_TO DO_
In the records below, find the line containing "Read all visible content and emit it as JSON.", then extract that line and all subsequent lines exactly, leaving out everything else.

_EXCERPTED DATA_
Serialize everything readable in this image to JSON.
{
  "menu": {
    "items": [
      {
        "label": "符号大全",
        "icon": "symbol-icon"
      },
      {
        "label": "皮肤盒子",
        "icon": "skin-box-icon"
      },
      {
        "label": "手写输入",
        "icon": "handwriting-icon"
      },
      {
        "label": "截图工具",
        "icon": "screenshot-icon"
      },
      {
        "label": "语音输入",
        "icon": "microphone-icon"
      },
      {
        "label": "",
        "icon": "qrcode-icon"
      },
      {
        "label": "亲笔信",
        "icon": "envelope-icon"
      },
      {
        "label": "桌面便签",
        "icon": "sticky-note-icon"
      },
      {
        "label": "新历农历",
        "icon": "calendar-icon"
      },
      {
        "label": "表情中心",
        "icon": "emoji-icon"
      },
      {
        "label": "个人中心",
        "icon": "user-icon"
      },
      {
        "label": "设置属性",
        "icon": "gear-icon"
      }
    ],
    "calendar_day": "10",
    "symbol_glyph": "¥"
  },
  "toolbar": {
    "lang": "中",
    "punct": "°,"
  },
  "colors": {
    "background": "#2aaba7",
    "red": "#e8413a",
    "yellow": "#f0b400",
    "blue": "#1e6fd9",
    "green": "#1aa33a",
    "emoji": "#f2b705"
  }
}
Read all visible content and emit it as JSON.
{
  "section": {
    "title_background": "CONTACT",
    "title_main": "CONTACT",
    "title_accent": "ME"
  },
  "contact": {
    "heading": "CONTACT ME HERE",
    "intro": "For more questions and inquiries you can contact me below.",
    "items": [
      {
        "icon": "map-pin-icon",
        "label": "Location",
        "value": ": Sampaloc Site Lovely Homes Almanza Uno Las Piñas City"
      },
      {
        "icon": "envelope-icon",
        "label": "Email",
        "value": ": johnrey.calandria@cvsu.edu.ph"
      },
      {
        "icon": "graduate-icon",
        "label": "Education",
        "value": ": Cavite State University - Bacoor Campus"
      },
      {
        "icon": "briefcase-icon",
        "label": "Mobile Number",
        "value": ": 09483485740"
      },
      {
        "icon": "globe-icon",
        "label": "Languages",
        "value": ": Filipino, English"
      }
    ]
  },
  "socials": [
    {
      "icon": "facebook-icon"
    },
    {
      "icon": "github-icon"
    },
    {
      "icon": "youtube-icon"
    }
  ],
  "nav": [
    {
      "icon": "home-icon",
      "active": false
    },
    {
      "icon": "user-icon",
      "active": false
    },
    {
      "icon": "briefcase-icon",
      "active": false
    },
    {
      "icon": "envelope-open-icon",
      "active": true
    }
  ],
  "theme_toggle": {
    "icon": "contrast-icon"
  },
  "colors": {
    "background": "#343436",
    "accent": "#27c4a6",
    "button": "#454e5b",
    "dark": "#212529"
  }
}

_REPLY_
Read all visible content and emit it as JSON.
{
  "section": {
    "title_background": "CONTACT",
    "title_main": "CONTACT",
    "title_accent": "ME"
  },
  "contact": {
    "heading": "CONTACT ME HERE",
    "intro": "For more questions and inquiries you can contact me below.",
    "items": [
      {
        "icon": "map-pin-icon",
        "label": "Location",
        "value": ": Sampaloc Site Lovely Homes Almanza Uno Las Piñas City"
      },
      {
        "icon": "envelope-icon",
        "label": "Email",
        "value": ": johnrey.calandria@cvsu.edu.ph"
      },
      {
        "icon": "graduate-icon",
        "label": "Education",
        "value": ": Cavite State University - Bacoor Campus"
      },
      {
        "icon": "briefcase-icon",
        "label": "Mobile Number",
        "value": ": 09483485740"
      },
      {
        "icon": "globe-icon",
        "label": "Languages",
        "value": ": Filipino, English"
      }
    ]
  },
  "socials": [
    {
      "icon": "facebook-icon"
    },
    {
      "icon": "github-icon"
    },
    {
      "icon": "youtube-icon"
    }
  ],
  "nav": [
    {
      "icon": "home-icon",
      "active": false
    },
    {
      "icon": "user-icon",
      "active": false
    },
    {
      "icon": "briefcase-icon",
      "active": false
    },
    {
      "icon": "envelope-open-icon",
      "active": true
    }
  ],
  "theme_toggle": {
    "icon": "contrast-icon"
  },
  "colors": {
    "background": "#343436",
    "accent": "#27c4a6",
    "button": "#454e5b",
    "dark": "#212529"
  }
}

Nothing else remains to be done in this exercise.